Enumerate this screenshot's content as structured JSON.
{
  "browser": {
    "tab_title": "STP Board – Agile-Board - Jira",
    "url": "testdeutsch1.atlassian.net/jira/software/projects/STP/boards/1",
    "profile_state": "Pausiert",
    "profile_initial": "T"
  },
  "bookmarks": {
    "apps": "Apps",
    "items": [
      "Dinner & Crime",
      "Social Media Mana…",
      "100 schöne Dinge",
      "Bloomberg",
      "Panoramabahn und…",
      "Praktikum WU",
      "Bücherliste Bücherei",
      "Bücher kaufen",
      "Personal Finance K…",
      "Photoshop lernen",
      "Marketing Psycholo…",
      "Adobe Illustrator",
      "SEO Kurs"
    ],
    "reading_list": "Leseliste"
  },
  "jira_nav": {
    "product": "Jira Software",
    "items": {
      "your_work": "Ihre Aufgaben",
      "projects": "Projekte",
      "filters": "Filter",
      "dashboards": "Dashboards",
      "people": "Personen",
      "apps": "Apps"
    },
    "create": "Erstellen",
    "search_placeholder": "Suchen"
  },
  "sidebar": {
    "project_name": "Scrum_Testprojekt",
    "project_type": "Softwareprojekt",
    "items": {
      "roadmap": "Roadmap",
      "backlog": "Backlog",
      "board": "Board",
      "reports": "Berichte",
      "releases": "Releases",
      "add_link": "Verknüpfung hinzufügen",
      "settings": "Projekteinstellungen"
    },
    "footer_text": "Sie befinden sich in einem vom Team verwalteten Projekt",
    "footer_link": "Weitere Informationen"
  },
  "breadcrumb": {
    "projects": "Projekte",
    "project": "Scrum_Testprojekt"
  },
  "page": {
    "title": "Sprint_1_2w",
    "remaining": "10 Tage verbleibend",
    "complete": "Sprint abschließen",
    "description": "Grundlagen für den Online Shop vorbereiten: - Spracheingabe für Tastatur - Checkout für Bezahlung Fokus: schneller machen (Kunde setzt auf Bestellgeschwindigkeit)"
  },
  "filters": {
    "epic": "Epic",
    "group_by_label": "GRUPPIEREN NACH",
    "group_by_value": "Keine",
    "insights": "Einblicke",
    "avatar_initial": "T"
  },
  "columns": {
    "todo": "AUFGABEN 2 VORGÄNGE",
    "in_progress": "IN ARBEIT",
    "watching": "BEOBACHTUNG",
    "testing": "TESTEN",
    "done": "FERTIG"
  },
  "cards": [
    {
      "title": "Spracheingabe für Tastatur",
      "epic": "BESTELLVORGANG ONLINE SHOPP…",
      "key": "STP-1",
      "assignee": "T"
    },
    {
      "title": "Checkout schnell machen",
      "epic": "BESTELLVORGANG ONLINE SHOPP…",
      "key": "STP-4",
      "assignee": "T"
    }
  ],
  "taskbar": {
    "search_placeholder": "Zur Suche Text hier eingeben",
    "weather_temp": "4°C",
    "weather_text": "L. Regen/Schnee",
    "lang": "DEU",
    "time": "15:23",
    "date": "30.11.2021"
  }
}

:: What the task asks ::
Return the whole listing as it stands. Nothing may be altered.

:: Written answer ::
Enumerate this screenshot's content as structured JSON.
{
  "browser": {
    "tab_title": "STP Board – Agile-Board - Jira",
    "url": "testdeutsch1.atlassian.net/jira/software/projects/STP/boards/1",
    "profile_state": "Pausiert",
    "profile_initial": "T"
  },
  "bookmarks": {
    "apps": "Apps",
    "items": [
      "Dinner & Crime",
      "Social Media Mana…",
      "100 schöne Dinge",
      "Bloomberg",
      "Panoramabahn und…",
      "Praktikum WU",
      "Bücherliste Bücherei",
      "Bücher kaufen",
      "Personal Finance K…",
      "Photoshop lernen",
      "Marketing Psycholo…",
      "Adobe Illustrator",
      "SEO Kurs"
    ],
    "reading_list": "Leseliste"
  },
  "jira_nav": {
    "product": "Jira Software",
    "items": {
      "your_work": "Ihre Aufgaben",
      "projects": "Projekte",
      "filters": "Filter",
      "dashboards": "Dashboards",
      "people": "Personen",
      "apps": "Apps"
    },
    "create": "Erstellen",
    "search_placeholder": "Suchen"
  },
  "sidebar": {
    "project_name": "Scrum_Testprojekt",
    "project_type": "Softwareprojekt",
    "items": {
      "roadmap": "Roadmap",
      "backlog": "Backlog",
      "board": "Board",
      "reports": "Berichte",
      "releases": "Releases",
      "add_link": "Verknüpfung hinzufügen",
      "settings": "Projekteinstellungen"
    },
    "footer_text": "Sie befinden sich in einem vom Team verwalteten Projekt",
    "footer_link": "Weitere Informationen"
  },
  "breadcrumb": {
    "projects": "Projekte",
    "project": "Scrum_Testprojekt"
  },
  "page": {
    "title": "Sprint_1_2w",
    "remaining": "10 Tage verbleibend",
    "complete": "Sprint abschließen",
    "description": "Grundlagen für den Online Shop vorbereiten: - Spracheingabe für Tastatur - Checkout für Bezahlung Fokus: schneller machen (Kunde setzt auf Bestellgeschwindigkeit)"
  },
  "filters": {
    "epic": "Epic",
    "group_by_label": "GRUPPIEREN NACH",
    "group_by_value": "Keine",
    "insights": "Einblicke",
    "avatar_initial": "T"
  },
  "columns": {
    "todo": "AUFGABEN 2 VORGÄNGE",
    "in_progress": "IN ARBEIT",
    "watching": "BEOBACHTUNG",
    "testing": "TESTEN",
    "done": "FERTIG"
  },
  "cards": [
    {
      "title": "Spracheingabe für Tastatur",
      "epic": "BESTELLVORGANG ONLINE SHOPP…",
      "key": "STP-1",
      "assignee": "T"
    },
    {
      "title": "Checkout schnell machen",
      "epic": "BESTELLVORGANG ONLINE SHOPP…",
      "key": "STP-4",
      "assignee": "T"
    }
  ],
  "taskbar": {
    "search_placeholder": "Zur Suche Text hier eingeben",
    "weather_temp": "4°C",
    "weather_text": "L. Regen/Schnee",
    "lang": "DEU",
    "time": "15:23",
    "date": "30.11.2021"
  }
}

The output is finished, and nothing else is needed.